François Hollande to visit Ireland despite Nice attack
French president is due to visit the State next week to discuss Brexit and security issues
French president Francois Hollande is to go ahead with a visit to Ireland next week despite Thursday’s terror attack in Nice. File photograph: Eric Gaillard/Reuters
Taoiseach Enda Kenny has confirmed that the one-day visit next Thursday is proceeding.
The memorial is a gift by the French government to Ireland.
The memorial is based on the wooden Ginchy Cross, which was carved from the beams of a ruined farmhouse by the 11th Hampshires, a pioneer battalion attached to the 16th (Irish) Division.
The 16th liberated the villages of Guillemont and Ginchy in September 1916 during the Battle of the Somme.
The memorial will include on its base a tribute to the Irish soldiers from the former Allied supreme commander Marshal Ferdinand Foch, which was first published in The Irish Times in 1928.
“Some of the flower of the Irish chivalry rests in the cemeteries that have been reserved in France, and the French people will always have these reminders of the debt that France owes to Irish valour.

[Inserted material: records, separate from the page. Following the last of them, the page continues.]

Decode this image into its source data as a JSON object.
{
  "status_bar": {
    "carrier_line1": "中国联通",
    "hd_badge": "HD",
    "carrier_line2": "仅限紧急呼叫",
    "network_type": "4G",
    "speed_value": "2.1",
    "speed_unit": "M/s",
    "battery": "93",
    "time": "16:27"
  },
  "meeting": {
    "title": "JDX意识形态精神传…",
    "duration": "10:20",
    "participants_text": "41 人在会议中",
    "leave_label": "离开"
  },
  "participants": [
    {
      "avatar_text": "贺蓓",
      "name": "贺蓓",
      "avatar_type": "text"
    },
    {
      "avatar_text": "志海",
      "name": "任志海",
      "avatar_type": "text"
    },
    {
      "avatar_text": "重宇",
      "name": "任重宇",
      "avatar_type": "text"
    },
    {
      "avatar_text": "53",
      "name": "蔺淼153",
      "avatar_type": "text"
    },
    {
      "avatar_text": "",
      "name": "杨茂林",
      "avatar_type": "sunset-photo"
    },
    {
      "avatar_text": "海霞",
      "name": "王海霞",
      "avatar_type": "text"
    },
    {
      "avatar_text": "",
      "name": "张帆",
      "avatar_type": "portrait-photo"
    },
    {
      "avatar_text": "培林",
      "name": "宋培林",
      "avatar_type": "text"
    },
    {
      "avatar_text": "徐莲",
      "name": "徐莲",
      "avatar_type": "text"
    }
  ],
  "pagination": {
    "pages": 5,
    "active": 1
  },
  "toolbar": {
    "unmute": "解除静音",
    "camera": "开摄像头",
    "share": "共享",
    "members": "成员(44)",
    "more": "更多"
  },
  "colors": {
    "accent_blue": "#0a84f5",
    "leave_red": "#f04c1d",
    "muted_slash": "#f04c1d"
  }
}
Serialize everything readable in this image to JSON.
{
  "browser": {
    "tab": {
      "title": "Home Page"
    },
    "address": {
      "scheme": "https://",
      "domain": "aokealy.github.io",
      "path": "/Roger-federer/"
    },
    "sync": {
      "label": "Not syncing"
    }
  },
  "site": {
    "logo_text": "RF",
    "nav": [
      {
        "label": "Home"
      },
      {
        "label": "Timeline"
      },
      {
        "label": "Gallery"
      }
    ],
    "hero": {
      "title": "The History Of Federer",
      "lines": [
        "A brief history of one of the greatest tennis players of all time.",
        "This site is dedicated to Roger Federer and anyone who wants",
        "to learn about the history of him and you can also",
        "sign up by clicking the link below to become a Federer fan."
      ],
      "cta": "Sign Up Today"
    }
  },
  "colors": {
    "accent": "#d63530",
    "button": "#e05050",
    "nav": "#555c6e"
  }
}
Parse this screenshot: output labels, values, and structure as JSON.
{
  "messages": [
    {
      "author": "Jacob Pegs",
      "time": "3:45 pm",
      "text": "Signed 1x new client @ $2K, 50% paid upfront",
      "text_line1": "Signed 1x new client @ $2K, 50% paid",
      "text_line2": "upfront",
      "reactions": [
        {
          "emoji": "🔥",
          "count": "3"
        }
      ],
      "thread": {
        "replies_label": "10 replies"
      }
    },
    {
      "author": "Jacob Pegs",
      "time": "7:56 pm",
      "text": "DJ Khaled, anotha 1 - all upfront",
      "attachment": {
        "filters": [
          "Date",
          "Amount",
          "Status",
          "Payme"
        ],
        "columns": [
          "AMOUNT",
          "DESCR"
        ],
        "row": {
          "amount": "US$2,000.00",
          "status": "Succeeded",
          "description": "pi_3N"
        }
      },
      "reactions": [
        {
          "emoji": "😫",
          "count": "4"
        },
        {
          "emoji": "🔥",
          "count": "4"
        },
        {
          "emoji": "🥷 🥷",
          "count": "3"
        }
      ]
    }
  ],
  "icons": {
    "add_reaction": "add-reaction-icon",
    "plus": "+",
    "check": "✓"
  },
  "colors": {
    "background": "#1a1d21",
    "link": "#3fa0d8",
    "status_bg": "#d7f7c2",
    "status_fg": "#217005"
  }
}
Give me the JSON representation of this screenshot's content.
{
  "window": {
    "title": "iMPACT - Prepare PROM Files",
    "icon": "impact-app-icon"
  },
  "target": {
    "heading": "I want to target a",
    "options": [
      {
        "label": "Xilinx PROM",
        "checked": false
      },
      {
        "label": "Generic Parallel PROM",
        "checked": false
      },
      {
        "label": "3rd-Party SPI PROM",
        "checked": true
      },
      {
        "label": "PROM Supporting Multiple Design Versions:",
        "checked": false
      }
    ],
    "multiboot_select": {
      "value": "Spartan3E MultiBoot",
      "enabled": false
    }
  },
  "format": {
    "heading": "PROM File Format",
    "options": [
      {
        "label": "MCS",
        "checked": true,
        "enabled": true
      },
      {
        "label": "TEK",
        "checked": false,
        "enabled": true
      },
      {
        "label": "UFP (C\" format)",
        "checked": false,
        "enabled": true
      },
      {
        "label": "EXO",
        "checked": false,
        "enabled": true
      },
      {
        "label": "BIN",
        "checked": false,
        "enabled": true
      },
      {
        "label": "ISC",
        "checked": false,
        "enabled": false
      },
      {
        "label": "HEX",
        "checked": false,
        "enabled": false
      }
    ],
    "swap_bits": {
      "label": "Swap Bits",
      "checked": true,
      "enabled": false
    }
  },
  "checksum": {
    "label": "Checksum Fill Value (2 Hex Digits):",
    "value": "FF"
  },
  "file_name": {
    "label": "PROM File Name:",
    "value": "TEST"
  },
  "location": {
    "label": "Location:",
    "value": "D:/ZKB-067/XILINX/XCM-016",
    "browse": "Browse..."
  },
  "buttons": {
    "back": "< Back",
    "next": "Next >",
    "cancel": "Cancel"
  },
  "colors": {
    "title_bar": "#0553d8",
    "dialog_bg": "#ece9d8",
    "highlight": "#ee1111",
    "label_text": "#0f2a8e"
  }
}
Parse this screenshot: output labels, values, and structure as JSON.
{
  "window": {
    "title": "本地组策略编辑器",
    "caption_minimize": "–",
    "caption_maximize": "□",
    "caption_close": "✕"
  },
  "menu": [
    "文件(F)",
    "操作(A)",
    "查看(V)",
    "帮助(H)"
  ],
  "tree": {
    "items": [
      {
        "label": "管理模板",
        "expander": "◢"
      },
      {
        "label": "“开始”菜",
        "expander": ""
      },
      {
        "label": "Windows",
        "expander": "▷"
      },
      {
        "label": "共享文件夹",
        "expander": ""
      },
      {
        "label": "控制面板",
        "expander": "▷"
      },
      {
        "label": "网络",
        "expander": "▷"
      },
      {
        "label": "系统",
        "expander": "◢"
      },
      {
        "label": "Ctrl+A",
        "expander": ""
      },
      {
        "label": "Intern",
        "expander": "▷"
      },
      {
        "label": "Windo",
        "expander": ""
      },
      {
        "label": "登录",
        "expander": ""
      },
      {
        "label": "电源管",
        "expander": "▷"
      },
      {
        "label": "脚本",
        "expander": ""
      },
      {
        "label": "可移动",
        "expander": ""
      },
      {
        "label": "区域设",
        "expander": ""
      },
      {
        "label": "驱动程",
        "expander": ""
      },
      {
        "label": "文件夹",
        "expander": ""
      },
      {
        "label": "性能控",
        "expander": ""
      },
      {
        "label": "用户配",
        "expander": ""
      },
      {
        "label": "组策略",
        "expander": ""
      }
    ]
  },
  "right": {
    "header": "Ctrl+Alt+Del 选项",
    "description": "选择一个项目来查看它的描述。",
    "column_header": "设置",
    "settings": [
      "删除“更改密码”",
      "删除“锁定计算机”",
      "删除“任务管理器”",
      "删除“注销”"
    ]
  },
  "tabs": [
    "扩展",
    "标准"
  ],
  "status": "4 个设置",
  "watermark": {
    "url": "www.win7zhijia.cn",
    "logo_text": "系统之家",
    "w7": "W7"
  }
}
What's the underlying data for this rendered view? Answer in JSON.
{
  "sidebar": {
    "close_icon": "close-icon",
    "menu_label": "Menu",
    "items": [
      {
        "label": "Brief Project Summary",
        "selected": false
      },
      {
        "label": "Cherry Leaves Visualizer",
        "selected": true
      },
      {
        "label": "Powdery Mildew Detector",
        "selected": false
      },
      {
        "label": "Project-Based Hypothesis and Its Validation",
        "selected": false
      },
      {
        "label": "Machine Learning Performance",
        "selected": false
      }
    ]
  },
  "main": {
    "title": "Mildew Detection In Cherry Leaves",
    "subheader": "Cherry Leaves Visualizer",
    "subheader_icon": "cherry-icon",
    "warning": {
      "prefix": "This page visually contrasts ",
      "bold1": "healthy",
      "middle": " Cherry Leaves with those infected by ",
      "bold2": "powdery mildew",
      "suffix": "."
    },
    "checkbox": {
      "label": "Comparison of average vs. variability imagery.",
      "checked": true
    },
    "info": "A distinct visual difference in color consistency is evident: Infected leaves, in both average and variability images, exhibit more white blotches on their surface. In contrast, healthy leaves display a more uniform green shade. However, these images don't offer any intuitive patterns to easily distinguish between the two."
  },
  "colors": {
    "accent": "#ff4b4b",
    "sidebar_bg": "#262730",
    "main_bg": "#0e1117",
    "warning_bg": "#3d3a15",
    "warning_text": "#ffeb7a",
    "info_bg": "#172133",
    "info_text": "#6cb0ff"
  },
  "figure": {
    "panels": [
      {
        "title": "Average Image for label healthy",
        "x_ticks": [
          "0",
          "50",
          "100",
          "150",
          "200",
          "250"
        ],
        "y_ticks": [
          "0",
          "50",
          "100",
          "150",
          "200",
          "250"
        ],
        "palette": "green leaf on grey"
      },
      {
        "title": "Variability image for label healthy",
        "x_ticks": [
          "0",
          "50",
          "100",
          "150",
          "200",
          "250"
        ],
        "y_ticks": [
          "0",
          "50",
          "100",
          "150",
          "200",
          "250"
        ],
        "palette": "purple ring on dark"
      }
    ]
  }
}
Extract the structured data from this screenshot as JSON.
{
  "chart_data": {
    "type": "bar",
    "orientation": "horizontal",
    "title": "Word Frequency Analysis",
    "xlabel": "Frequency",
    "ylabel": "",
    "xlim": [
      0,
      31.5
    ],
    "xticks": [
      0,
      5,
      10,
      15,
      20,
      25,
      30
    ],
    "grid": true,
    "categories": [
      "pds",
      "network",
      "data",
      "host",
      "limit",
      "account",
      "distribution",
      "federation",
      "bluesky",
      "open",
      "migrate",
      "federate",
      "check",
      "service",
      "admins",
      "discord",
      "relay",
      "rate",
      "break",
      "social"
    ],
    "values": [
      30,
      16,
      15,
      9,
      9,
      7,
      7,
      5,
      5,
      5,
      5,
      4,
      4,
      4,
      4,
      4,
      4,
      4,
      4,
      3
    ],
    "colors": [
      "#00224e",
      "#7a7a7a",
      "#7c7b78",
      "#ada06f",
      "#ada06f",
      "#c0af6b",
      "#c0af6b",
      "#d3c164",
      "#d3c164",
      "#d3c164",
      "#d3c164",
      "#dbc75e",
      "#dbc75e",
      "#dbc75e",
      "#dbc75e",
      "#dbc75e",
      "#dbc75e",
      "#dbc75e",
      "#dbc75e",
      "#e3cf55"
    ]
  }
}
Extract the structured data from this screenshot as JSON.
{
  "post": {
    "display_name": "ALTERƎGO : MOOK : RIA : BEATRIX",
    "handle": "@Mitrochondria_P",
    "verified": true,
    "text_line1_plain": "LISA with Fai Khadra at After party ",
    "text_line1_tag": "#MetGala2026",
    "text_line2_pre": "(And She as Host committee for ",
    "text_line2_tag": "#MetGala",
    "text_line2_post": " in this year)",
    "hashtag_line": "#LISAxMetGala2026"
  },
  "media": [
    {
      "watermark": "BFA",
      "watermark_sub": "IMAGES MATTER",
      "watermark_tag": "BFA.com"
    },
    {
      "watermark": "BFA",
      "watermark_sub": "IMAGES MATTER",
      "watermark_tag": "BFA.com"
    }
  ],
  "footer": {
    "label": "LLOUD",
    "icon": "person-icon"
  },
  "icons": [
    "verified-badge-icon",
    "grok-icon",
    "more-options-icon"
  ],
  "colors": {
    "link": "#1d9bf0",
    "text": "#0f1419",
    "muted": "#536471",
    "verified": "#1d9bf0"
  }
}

“We shall always see that the graves of these heroes from across the sea are lovingly tended and we shall try to ensure that the generations that come after us shall never forget the heroic dead of Ireland.”
Mr Hollande has taken a personal interest in the memorial, which is the first France has erected to the Irish who died in both World Wars and the Franco-Prussian War.
The design was in its early stages at the time of the terror attacks in Paris in November last year.
Five students from the Parisian École nationale supérieure des Beaux-Arts (School of Fine Art) were killed in the attacks.
After the shooting, Mr Hollande requested that the sculptor Patrice Alexandre, who teaches at the school, and some of his students be commissioned to design and build the memorial.
The monument has been made from Irish blue limestone, taken from the Threecastles quarry outside Kilkenny city.
Threecastles managing director James McKeon described it as the “most exciting piece of monumental work I have been involved in. It incorporates in a very special way art and remembrance”.
Glasnevin Trust chief executive George McCullough said the memorial’s unveiling was being postponed until a later date.